00:26:33   So it's been in there for a long time. People love it.

00:26:35   I love it. It's delightful.

00:26:37   loves it. I started getting beta feedback from people who were saying that the new confetti,

00:26:41   which I wrote written in SwiftUI, wasn't as fun as the old confetti. And at first, the

00:26:49   first person who said that, it's like, "Oh, whatever." And then it's like, I started getting

00:26:51   many people who were in the beta who were saying this to me, and I was like, "Oh, no.

00:26:55   I'm not going to mess with people's confetti. I'm going to undo this change." And so now

00:26:58   it is just the old CA, like CA emitter view, UI kit confetti, just in a UI view representable

00:27:07   inside of SwiftUI. It's like, "I am not messing with that." I don't want people

00:27:10   to be like, "Oh, the new confetti's sad." It's like, "No, I do not want to be on

00:27:15   the wrong side of that change." So I just undid it. It's fine.

00:27:18   And I think there's a wisdom in that, of being flexible.

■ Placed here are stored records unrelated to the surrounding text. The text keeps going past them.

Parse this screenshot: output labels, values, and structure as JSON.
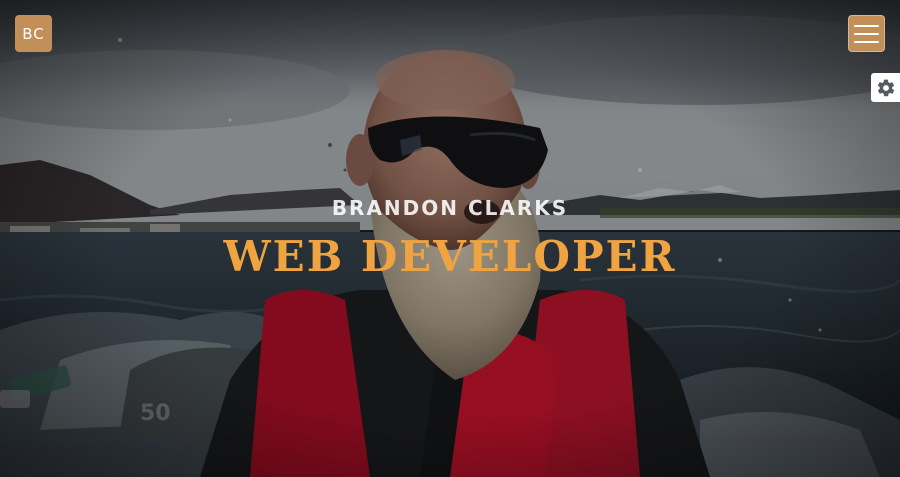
{
  "logo": {
    "initials": "BC"
  },
  "header": {
    "menu_icon": "hamburger-menu-icon",
    "settings_icon": "gear-icon"
  },
  "hero": {
    "name": "BRANDON CLARKS",
    "title": "WEB DEVELOPER"
  },
  "colors": {
    "accent": "#c28f59",
    "title": "#f0a441",
    "name": "#ffffff",
    "settings_bg": "#ffffff"
  },
  "background": {
    "description_icon": "photo-background"
  }
}
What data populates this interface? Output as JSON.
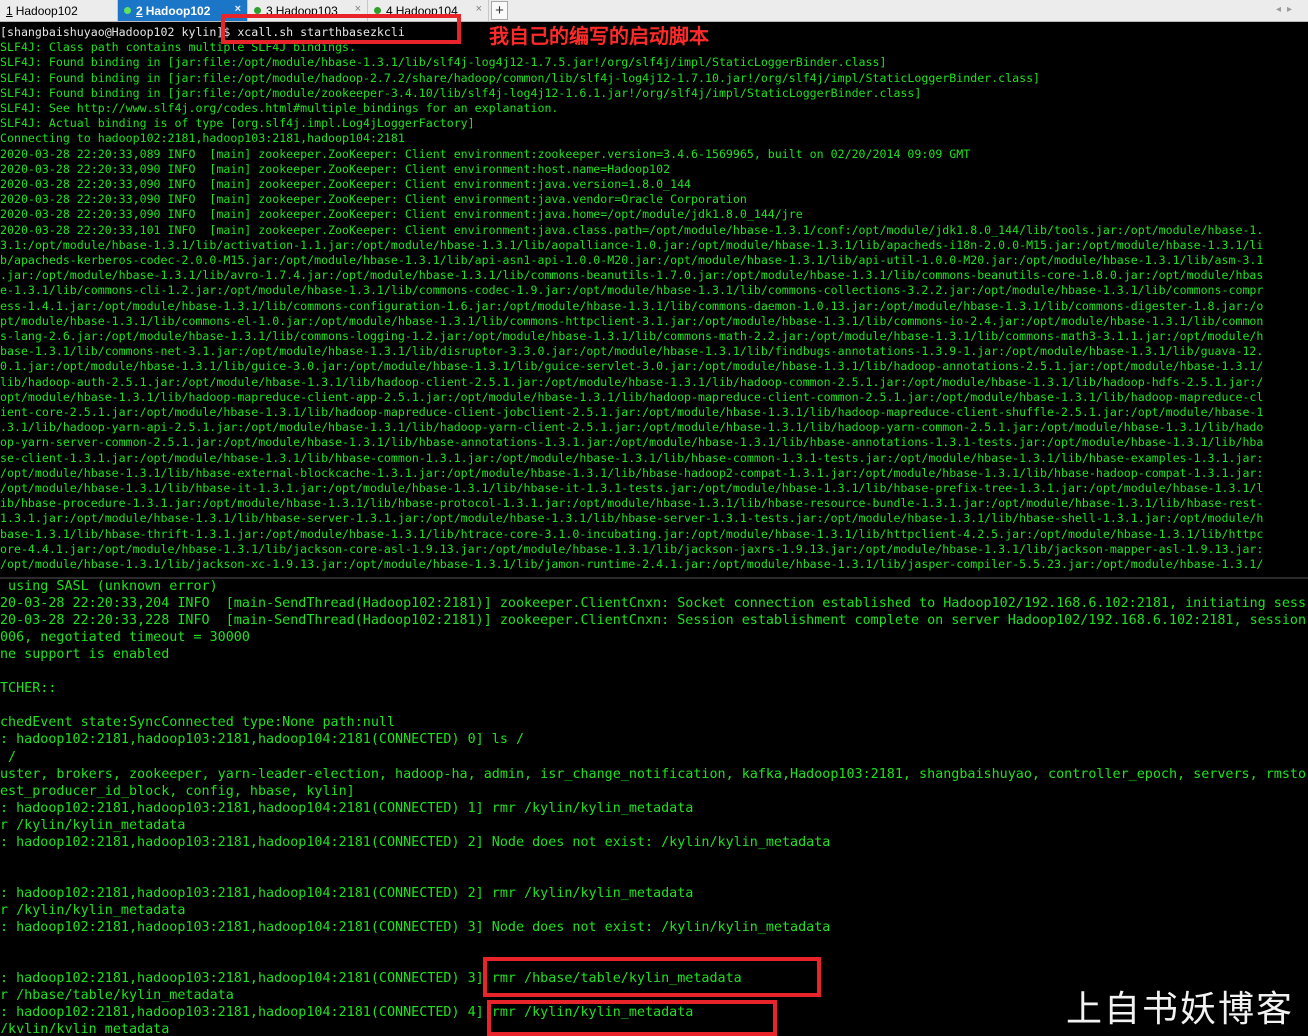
{
  "tabs": [
    {
      "num": "1",
      "label": "Hadoop102",
      "active": false
    },
    {
      "num": "2",
      "label": "Hadoop102",
      "active": true
    },
    {
      "num": "3",
      "label": "Hadoop103",
      "active": false
    },
    {
      "num": "4",
      "label": "Hadoop104",
      "active": false
    }
  ],
  "tab_close_glyph": "×",
  "add_tab_glyph": "+",
  "scroll_arrows": "◂▸",
  "annotation": "我自己的编写的启动脚本",
  "watermark": "上自书妖博客",
  "colors": {
    "terminal_green": "#20e020",
    "highlight_red": "#e8242a",
    "active_tab": "#1c76c7"
  },
  "top_pane": [
    "[shangbaishuyao@Hadoop102 kylin]$ xcall.sh starthbasezkcli",
    "SLF4J: Class path contains multiple SLF4J bindings.",
    "SLF4J: Found binding in [jar:file:/opt/module/hbase-1.3.1/lib/slf4j-log4j12-1.7.5.jar!/org/slf4j/impl/StaticLoggerBinder.class]",
    "SLF4J: Found binding in [jar:file:/opt/module/hadoop-2.7.2/share/hadoop/common/lib/slf4j-log4j12-1.7.10.jar!/org/slf4j/impl/StaticLoggerBinder.class]",
    "SLF4J: Found binding in [jar:file:/opt/module/zookeeper-3.4.10/lib/slf4j-log4j12-1.6.1.jar!/org/slf4j/impl/StaticLoggerBinder.class]",
    "SLF4J: See http://www.slf4j.org/codes.html#multiple_bindings for an explanation.",
    "SLF4J: Actual binding is of type [org.slf4j.impl.Log4jLoggerFactory]",
    "Connecting to hadoop102:2181,hadoop103:2181,hadoop104:2181",
    "2020-03-28 22:20:33,089 INFO  [main] zookeeper.ZooKeeper: Client environment:zookeeper.version=3.4.6-1569965, built on 02/20/2014 09:09 GMT",
    "2020-03-28 22:20:33,090 INFO  [main] zookeeper.ZooKeeper: Client environment:host.name=Hadoop102",
    "2020-03-28 22:20:33,090 INFO  [main] zookeeper.ZooKeeper: Client environment:java.version=1.8.0_144",
    "2020-03-28 22:20:33,090 INFO  [main] zookeeper.ZooKeeper: Client environment:java.vendor=Oracle Corporation",
    "2020-03-28 22:20:33,090 INFO  [main] zookeeper.ZooKeeper: Client environment:java.home=/opt/module/jdk1.8.0_144/jre",
    "2020-03-28 22:20:33,101 INFO  [main] zookeeper.ZooKeeper: Client environment:java.class.path=/opt/module/hbase-1.3.1/conf:/opt/module/jdk1.8.0_144/lib/tools.jar:/opt/module/hbase-1.",
    "3.1:/opt/module/hbase-1.3.1/lib/activation-1.1.jar:/opt/module/hbase-1.3.1/lib/aopalliance-1.0.jar:/opt/module/hbase-1.3.1/lib/apacheds-i18n-2.0.0-M15.jar:/opt/module/hbase-1.3.1/li",
    "b/apacheds-kerberos-codec-2.0.0-M15.jar:/opt/module/hbase-1.3.1/lib/api-asn1-api-1.0.0-M20.jar:/opt/module/hbase-1.3.1/lib/api-util-1.0.0-M20.jar:/opt/module/hbase-1.3.1/lib/asm-3.1",
    ".jar:/opt/module/hbase-1.3.1/lib/avro-1.7.4.jar:/opt/module/hbase-1.3.1/lib/commons-beanutils-1.7.0.jar:/opt/module/hbase-1.3.1/lib/commons-beanutils-core-1.8.0.jar:/opt/module/hbas",
    "e-1.3.1/lib/commons-cli-1.2.jar:/opt/module/hbase-1.3.1/lib/commons-codec-1.9.jar:/opt/module/hbase-1.3.1/lib/commons-collections-3.2.2.jar:/opt/module/hbase-1.3.1/lib/commons-compr",
    "ess-1.4.1.jar:/opt/module/hbase-1.3.1/lib/commons-configuration-1.6.jar:/opt/module/hbase-1.3.1/lib/commons-daemon-1.0.13.jar:/opt/module/hbase-1.3.1/lib/commons-digester-1.8.jar:/o",
    "pt/module/hbase-1.3.1/lib/commons-el-1.0.jar:/opt/module/hbase-1.3.1/lib/commons-httpclient-3.1.jar:/opt/module/hbase-1.3.1/lib/commons-io-2.4.jar:/opt/module/hbase-1.3.1/lib/common",
    "s-lang-2.6.jar:/opt/module/hbase-1.3.1/lib/commons-logging-1.2.jar:/opt/module/hbase-1.3.1/lib/commons-math-2.2.jar:/opt/module/hbase-1.3.1/lib/commons-math3-3.1.1.jar:/opt/module/h",
    "base-1.3.1/lib/commons-net-3.1.jar:/opt/module/hbase-1.3.1/lib/disruptor-3.3.0.jar:/opt/module/hbase-1.3.1/lib/findbugs-annotations-1.3.9-1.jar:/opt/module/hbase-1.3.1/lib/guava-12.",
    "0.1.jar:/opt/module/hbase-1.3.1/lib/guice-3.0.jar:/opt/module/hbase-1.3.1/lib/guice-servlet-3.0.jar:/opt/module/hbase-1.3.1/lib/hadoop-annotations-2.5.1.jar:/opt/module/hbase-1.3.1/",
    "lib/hadoop-auth-2.5.1.jar:/opt/module/hbase-1.3.1/lib/hadoop-client-2.5.1.jar:/opt/module/hbase-1.3.1/lib/hadoop-common-2.5.1.jar:/opt/module/hbase-1.3.1/lib/hadoop-hdfs-2.5.1.jar:/",
    "opt/module/hbase-1.3.1/lib/hadoop-mapreduce-client-app-2.5.1.jar:/opt/module/hbase-1.3.1/lib/hadoop-mapreduce-client-common-2.5.1.jar:/opt/module/hbase-1.3.1/lib/hadoop-mapreduce-cl",
    "ient-core-2.5.1.jar:/opt/module/hbase-1.3.1/lib/hadoop-mapreduce-client-jobclient-2.5.1.jar:/opt/module/hbase-1.3.1/lib/hadoop-mapreduce-client-shuffle-2.5.1.jar:/opt/module/hbase-1",
    ".3.1/lib/hadoop-yarn-api-2.5.1.jar:/opt/module/hbase-1.3.1/lib/hadoop-yarn-client-2.5.1.jar:/opt/module/hbase-1.3.1/lib/hadoop-yarn-common-2.5.1.jar:/opt/module/hbase-1.3.1/lib/hado",
    "op-yarn-server-common-2.5.1.jar:/opt/module/hbase-1.3.1/lib/hbase-annotations-1.3.1.jar:/opt/module/hbase-1.3.1/lib/hbase-annotations-1.3.1-tests.jar:/opt/module/hbase-1.3.1/lib/hba",
    "se-client-1.3.1.jar:/opt/module/hbase-1.3.1/lib/hbase-common-1.3.1.jar:/opt/module/hbase-1.3.1/lib/hbase-common-1.3.1-tests.jar:/opt/module/hbase-1.3.1/lib/hbase-examples-1.3.1.jar:",
    "/opt/module/hbase-1.3.1/lib/hbase-external-blockcache-1.3.1.jar:/opt/module/hbase-1.3.1/lib/hbase-hadoop2-compat-1.3.1.jar:/opt/module/hbase-1.3.1/lib/hbase-hadoop-compat-1.3.1.jar:",
    "/opt/module/hbase-1.3.1/lib/hbase-it-1.3.1.jar:/opt/module/hbase-1.3.1/lib/hbase-it-1.3.1-tests.jar:/opt/module/hbase-1.3.1/lib/hbase-prefix-tree-1.3.1.jar:/opt/module/hbase-1.3.1/l",
    "ib/hbase-procedure-1.3.1.jar:/opt/module/hbase-1.3.1/lib/hbase-protocol-1.3.1.jar:/opt/module/hbase-1.3.1/lib/hbase-resource-bundle-1.3.1.jar:/opt/module/hbase-1.3.1/lib/hbase-rest-",
    "1.3.1.jar:/opt/module/hbase-1.3.1/lib/hbase-server-1.3.1.jar:/opt/module/hbase-1.3.1/lib/hbase-server-1.3.1-tests.jar:/opt/module/hbase-1.3.1/lib/hbase-shell-1.3.1.jar:/opt/module/h",
    "base-1.3.1/lib/hbase-thrift-1.3.1.jar:/opt/module/hbase-1.3.1/lib/htrace-core-3.1.0-incubating.jar:/opt/module/hbase-1.3.1/lib/httpclient-4.2.5.jar:/opt/module/hbase-1.3.1/lib/httpc",
    "ore-4.4.1.jar:/opt/module/hbase-1.3.1/lib/jackson-core-asl-1.9.13.jar:/opt/module/hbase-1.3.1/lib/jackson-jaxrs-1.9.13.jar:/opt/module/hbase-1.3.1/lib/jackson-mapper-asl-1.9.13.jar:",
    "/opt/module/hbase-1.3.1/lib/jackson-xc-1.9.13.jar:/opt/module/hbase-1.3.1/lib/jamon-runtime-2.4.1.jar:/opt/module/hbase-1.3.1/lib/jasper-compiler-5.5.23.jar:/opt/module/hbase-1.3.1/"
  ],
  "bottom_pane": [
    " using SASL (unknown error)",
    "20-03-28 22:20:33,204 INFO  [main-SendThread(Hadoop102:2181)] zookeeper.ClientCnxn: Socket connection established to Hadoop102/192.168.6.102:2181, initiating sess",
    "20-03-28 22:20:33,228 INFO  [main-SendThread(Hadoop102:2181)] zookeeper.ClientCnxn: Session establishment complete on server Hadoop102/192.168.6.102:2181, session",
    "006, negotiated timeout = 30000",
    "ne support is enabled",
    "",
    "TCHER::",
    "",
    "chedEvent state:SyncConnected type:None path:null",
    ": hadoop102:2181,hadoop103:2181,hadoop104:2181(CONNECTED) 0] ls /",
    " /",
    "uster, brokers, zookeeper, yarn-leader-election, hadoop-ha, admin, isr_change_notification, kafka,Hadoop103:2181, shangbaishuyao, controller_epoch, servers, rmsto",
    "est_producer_id_block, config, hbase, kylin]",
    ": hadoop102:2181,hadoop103:2181,hadoop104:2181(CONNECTED) 1] rmr /kylin/kylin_metadata",
    "r /kylin/kylin_metadata",
    ": hadoop102:2181,hadoop103:2181,hadoop104:2181(CONNECTED) 2] Node does not exist: /kylin/kylin_metadata",
    "",
    "",
    ": hadoop102:2181,hadoop103:2181,hadoop104:2181(CONNECTED) 2] rmr /kylin/kylin_metadata",
    "r /kylin/kylin_metadata",
    ": hadoop102:2181,hadoop103:2181,hadoop104:2181(CONNECTED) 3] Node does not exist: /kylin/kylin_metadata",
    "",
    "",
    ": hadoop102:2181,hadoop103:2181,hadoop104:2181(CONNECTED) 3] rmr /hbase/table/kylin_metadata",
    "r /hbase/table/kylin_metadata",
    ": hadoop102:2181,hadoop103:2181,hadoop104:2181(CONNECTED) 4] rmr /kylin/kylin_metadata",
    "/kylin/kylin_metadata"
  ]
}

Pushing your app forward,

00:27:23   making sure that you find ways to make it better, and if it turns out you pushed slightly

00:27:28   too far, it's like, "Ease back. Back it up, change it." Ideally, you find this

00:27:32   out when you're doing some kind of beta test rather than, you know, when the 99% of people

00:27:38   who are grumpy is 99% of a few hundred people, it's much easier to manage than if it's 99%

00:27:44   of the entire user base. But still, when that happens, just ease up, back up, change it,

00:27:49   and you'll be fine.

00:27:51   Yeah. Yeah. For me, to undo my unread logic change, it was literally just going into my

00:28:00   version control and just finding that one commit that had those changes and just undoing

00:28:05   it and then changing all the labels to say current instead of un-rattling it was super

00:28:08   easy.

00:28:09   You know, it's harder when you're doing a massive re-write or a huge re-design, that's

00:28:14   way harder to roll back and in most cases you're better off not rolling it back and

00:28:19   just kind of making tweaks to be more successful rather than undoing months of work.

00:28:25   But the fast stuff you can undo pretty quickly and it's not that big of a deal and it's

00:28:29   worth experimenting with.

00:28:30   Yeah, and I think just or moreover is just being open to that is I think the most like what that looks like technically like is

00:28:36   Gonna widely vary and like rolling back isn't necessarily the right thing always sometimes

00:28:40   It's gonna be finding a new middle ground listening to what you know sometimes when people are upset about a change

00:28:46   It isn't that it changed. It's that you're exposing

00:28:48   Some assumption they were making about the app or some workflow that you were completely oblivious to

00:28:54   That is now being surfaced because of a change you made and it's like listen is like step number one

00:29:00   and all these things.

00:29:01   It's like, listen, try and understand what it is,

00:29:03   and then make the change.

00:29:04   And continue to move the app better.

00:29:06   Don't get anchored in the past,

00:29:07   and instead just keep making it better,

00:29:09   both for yourself and for your users.

00:29:11   - Yeah, and don't just make everything a setting.

00:29:13   - Yeah, that's right.

00:29:14   - Thanks for listening, everybody,

00:29:15   and we will talk to you in two weeks.

00:29:17   - Bye.

00:29:18   [ Silence ]